Stored items:
▬▬▬▬▬▬

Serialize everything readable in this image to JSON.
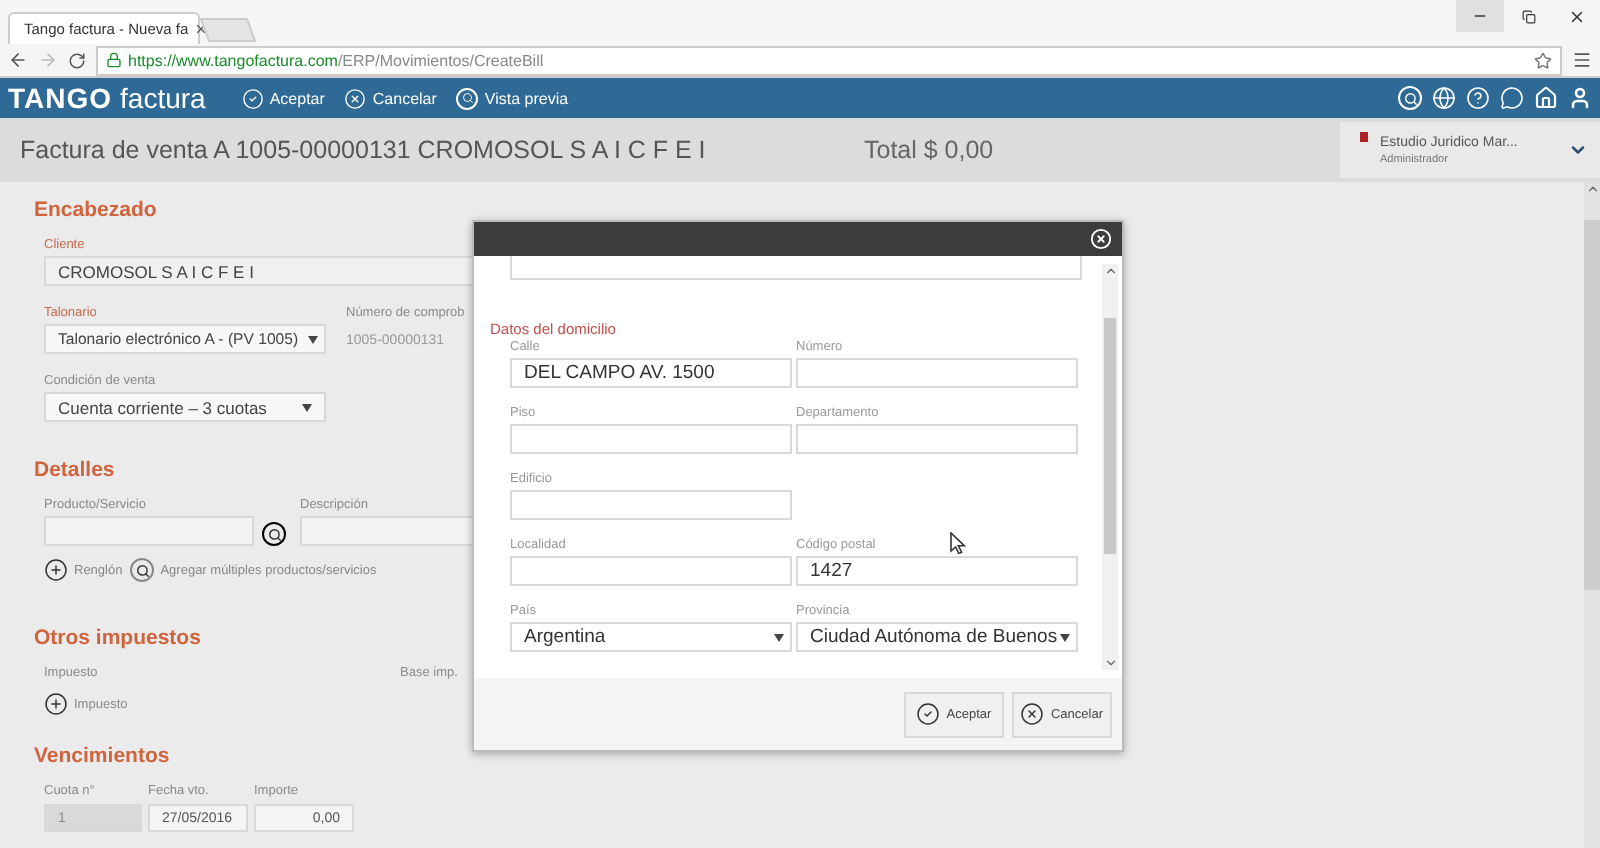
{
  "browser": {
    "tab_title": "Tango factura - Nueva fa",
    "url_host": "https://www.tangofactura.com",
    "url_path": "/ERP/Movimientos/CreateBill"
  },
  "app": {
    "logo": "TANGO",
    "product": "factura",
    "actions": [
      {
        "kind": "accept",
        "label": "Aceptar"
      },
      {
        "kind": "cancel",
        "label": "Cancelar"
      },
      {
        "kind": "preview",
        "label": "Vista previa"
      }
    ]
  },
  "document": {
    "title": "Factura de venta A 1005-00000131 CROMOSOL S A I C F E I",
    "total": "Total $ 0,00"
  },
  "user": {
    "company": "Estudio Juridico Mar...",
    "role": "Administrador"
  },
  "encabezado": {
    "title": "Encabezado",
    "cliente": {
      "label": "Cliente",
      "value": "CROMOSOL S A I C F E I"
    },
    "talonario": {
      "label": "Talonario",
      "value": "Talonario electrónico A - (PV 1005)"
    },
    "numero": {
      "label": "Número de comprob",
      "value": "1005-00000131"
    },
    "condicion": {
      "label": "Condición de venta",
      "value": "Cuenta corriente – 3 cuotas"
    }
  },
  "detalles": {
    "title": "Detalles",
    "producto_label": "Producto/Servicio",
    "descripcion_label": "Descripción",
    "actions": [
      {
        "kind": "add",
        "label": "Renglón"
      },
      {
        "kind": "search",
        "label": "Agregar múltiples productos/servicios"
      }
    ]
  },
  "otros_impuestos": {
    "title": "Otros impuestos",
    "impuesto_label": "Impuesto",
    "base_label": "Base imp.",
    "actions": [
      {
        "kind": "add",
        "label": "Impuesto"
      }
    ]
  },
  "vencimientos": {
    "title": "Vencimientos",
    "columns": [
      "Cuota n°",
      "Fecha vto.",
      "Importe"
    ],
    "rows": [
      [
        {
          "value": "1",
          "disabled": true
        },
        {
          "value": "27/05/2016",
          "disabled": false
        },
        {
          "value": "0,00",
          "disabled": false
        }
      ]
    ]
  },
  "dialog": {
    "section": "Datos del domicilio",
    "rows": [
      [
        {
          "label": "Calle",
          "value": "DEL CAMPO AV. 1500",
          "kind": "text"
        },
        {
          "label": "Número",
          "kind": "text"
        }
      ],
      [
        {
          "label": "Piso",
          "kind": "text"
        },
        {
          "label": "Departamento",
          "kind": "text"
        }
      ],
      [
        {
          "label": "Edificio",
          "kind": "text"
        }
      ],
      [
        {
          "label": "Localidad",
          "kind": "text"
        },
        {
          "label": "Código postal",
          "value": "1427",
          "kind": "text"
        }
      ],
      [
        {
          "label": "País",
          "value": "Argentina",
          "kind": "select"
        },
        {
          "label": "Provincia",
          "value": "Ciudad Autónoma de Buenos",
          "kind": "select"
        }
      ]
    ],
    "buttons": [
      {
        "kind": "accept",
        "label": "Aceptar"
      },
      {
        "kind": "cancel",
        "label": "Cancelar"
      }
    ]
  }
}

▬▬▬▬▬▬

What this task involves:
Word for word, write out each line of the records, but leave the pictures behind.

Task result:
Serialize everything readable in this image to JSON.
{
  "browser": {
    "tab_title": "Tango factura - Nueva fa",
    "url_host": "https://www.tangofactura.com",
    "url_path": "/ERP/Movimientos/CreateBill"
  },
  "app": {
    "logo": "TANGO",
    "product": "factura",
    "actions": [
      {
        "kind": "accept",
        "label": "Aceptar"
      },
      {
        "kind": "cancel",
        "label": "Cancelar"
      },
      {
        "kind": "preview",
        "label": "Vista previa"
      }
    ]
  },
  "document": {
    "title": "Factura de venta A 1005-00000131 CROMOSOL S A I C F E I",
    "total": "Total $ 0,00"
  },
  "user": {
    "company": "Estudio Juridico Mar...",
    "role": "Administrador"
  },
  "encabezado": {
    "title": "Encabezado",
    "cliente": {
      "label": "Cliente",
      "value": "CROMOSOL S A I C F E I"
    },
    "talonario": {
      "label": "Talonario",
      "value": "Talonario electrónico A - (PV 1005)"
    },
    "numero": {
      "label": "Número de comprob",
      "value": "1005-00000131"
    },
    "condicion": {
      "label": "Condición de venta",
      "value": "Cuenta corriente – 3 cuotas"
    }
  },
  "detalles": {
    "title": "Detalles",
    "producto_label": "Producto/Servicio",
    "descripcion_label": "Descripción",
    "actions": [
      {
        "kind": "add",
        "label": "Renglón"
      },
      {
        "kind": "search",
        "label": "Agregar múltiples productos/servicios"
      }
    ]
  },
  "otros_impuestos": {
    "title": "Otros impuestos",
    "impuesto_label": "Impuesto",
    "base_label": "Base imp.",
    "actions": [
      {
        "kind": "add",
        "label": "Impuesto"
      }
    ]
  },
  "vencimientos": {
    "title": "Vencimientos",
    "columns": [
      "Cuota n°",
      "Fecha vto.",
      "Importe"
    ],
    "rows": [
      [
        {
          "value": "1",
          "disabled": true
        },
        {
          "value": "27/05/2016",
          "disabled": false
        },
        {
          "value": "0,00",
          "disabled": false
        }
      ]
    ]
  },
  "dialog": {
    "section": "Datos del domicilio",
    "rows": [
      [
        {
          "label": "Calle",
          "value": "DEL CAMPO AV. 1500",
          "kind": "text"
        },
        {
          "label": "Número",
          "kind": "text"
        }
      ],
      [
        {
          "label": "Piso",
          "kind": "text"
        },
        {
          "label": "Departamento",
          "kind": "text"
        }
      ],
      [
        {
          "label": "Edificio",
          "kind": "text"
        }
      ],
      [
        {
          "label": "Localidad",
          "kind": "text"
        },
        {
          "label": "Código postal",
          "value": "1427",
          "kind": "text"
        }
      ],
      [
        {
          "label": "País",
          "value": "Argentina",
          "kind": "select"
        },
        {
          "label": "Provincia",
          "value": "Ciudad Autónoma de Buenos",
          "kind": "select"
        }
      ]
    ],
    "buttons": [
      {
        "kind": "accept",
        "label": "Aceptar"
      },
      {
        "kind": "cancel",
        "label": "Cancelar"
      }
    ]
  }
}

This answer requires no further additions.